We'd classify this hike as easy to possibly moderate. The views of some of the Verde Valley and some of the Red Rocks over by Sedona are pretty good but not the best available in this region.
The crowning irony of this excursion is the dubious distinction given the area by the Forest Service. We speculated it was possibly someone's bureaucratic idea of a joke. About three-quarters of the hike is dominated by the truly thunderous roar of tractor-trailer traffic. Mufflers, jake brakes, crunching gears, belching diesels, the whine of turbochargers and the occasional blaring horn are certainly a far cry from anyone's idea of 'quiet.' There are only relatively small potions of this trail where one is out of sight of the Interstate highway, too. As a trail, the old road has a pretty fair treadway. As a vehicular route, the road would rate either horrible or terrible. There are some spots which would challenge even gonzo four wheelers. So, it's kinda of funny to think that the Forest Service closes off an area where few sane people would want to drive their vehicles while subjecting quiet seekers to the same horrendous roar that has made the Black Canyon Freeway so famous in Phoenix. Go figure! (We did call the ranger station for some detailed information about the Rattlesnake Quiet Area but the two people we talked to couldn't answer our questions.)

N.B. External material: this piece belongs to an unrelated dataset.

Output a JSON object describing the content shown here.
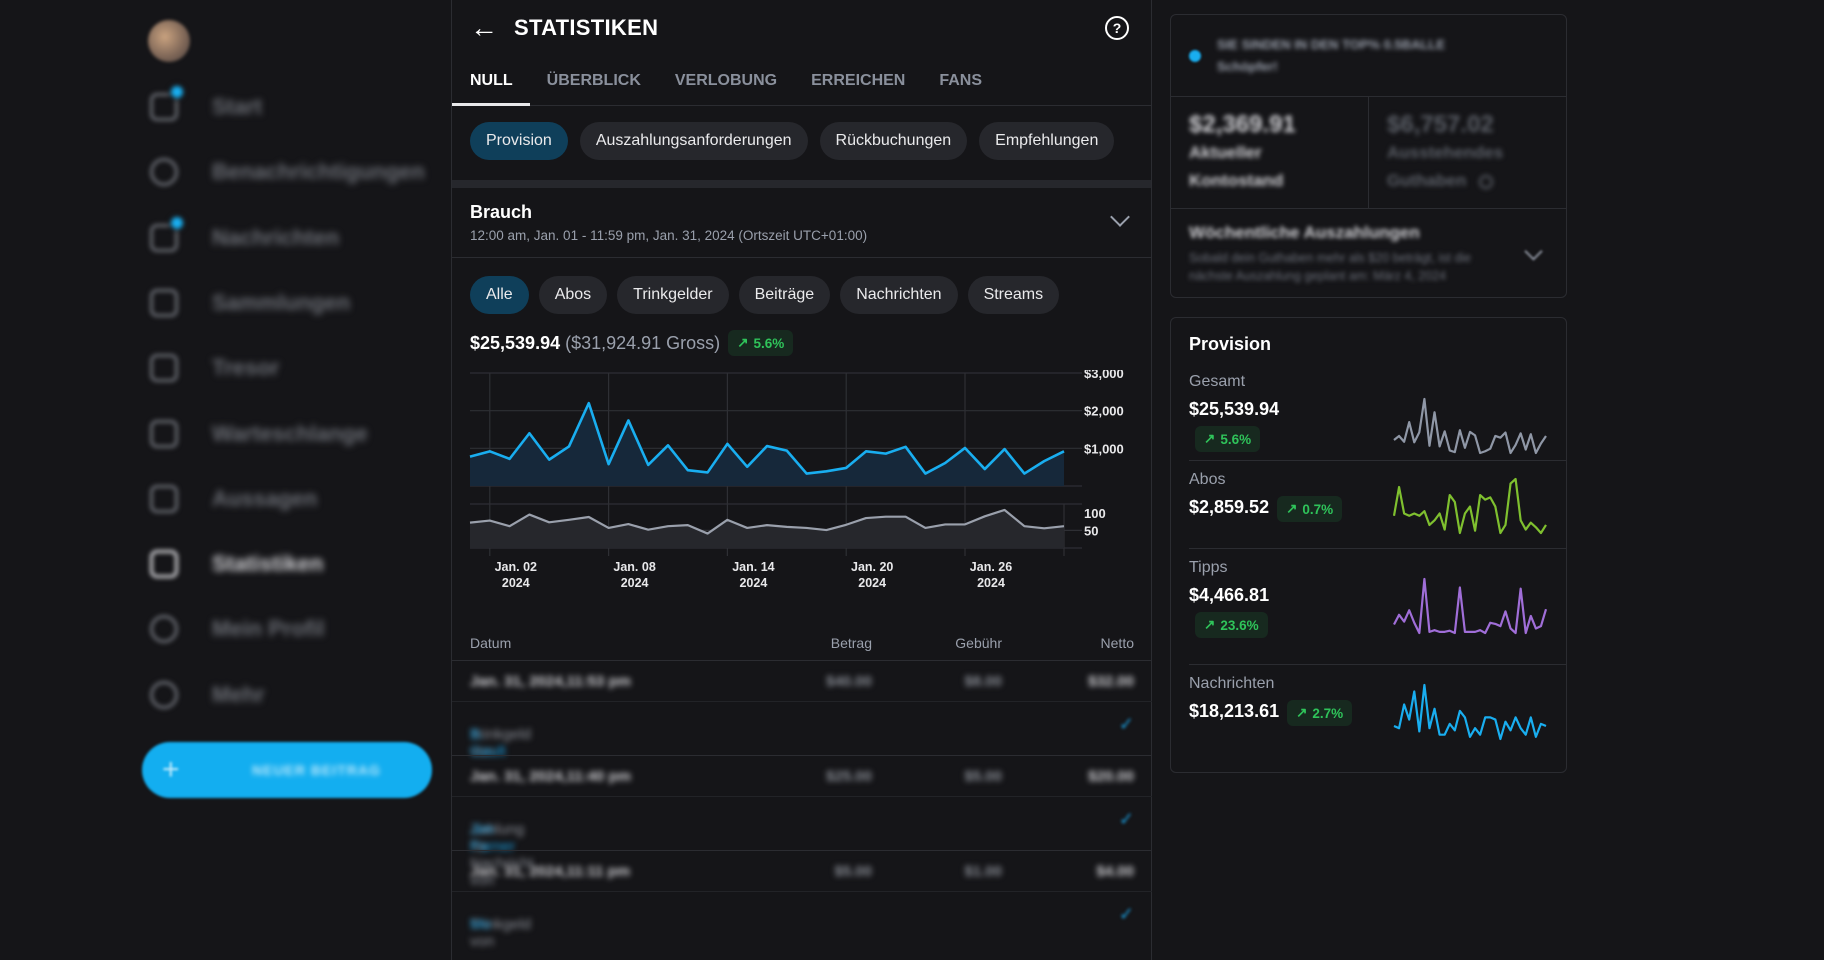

We hiked this section of roadway to reflect on the trials and tribulations of early road builders and adventurous travelers of the budding 20th Century. Getting in and out of the Verde Valley was a real chore in those days and, if this was the main route in and out back then, we can surely understand why the Verde was an economic and cultural backwater until the development of the Interstate turned the ever growing hordes loose on Sedona and its neighbors.
The Old Munds Highway draws it name from a pioneer family whose name also marks other topographic and cultural features of Northern Arizona. The route eventually reached the Verde Valley via the Blue Grade Highway, a four mile remnant of which is now known as 'the back road to Montezuma Well. and Rimrock.'
Check out the Official Route.
Gate Policy: If a gate is closed upon arrival, leave it closed after you go through. If it is open, leave it open. Leaving a closed gate open may put cattle in danger. Closing an open gate may cut them off from water. Please be respectful, leave gates as found.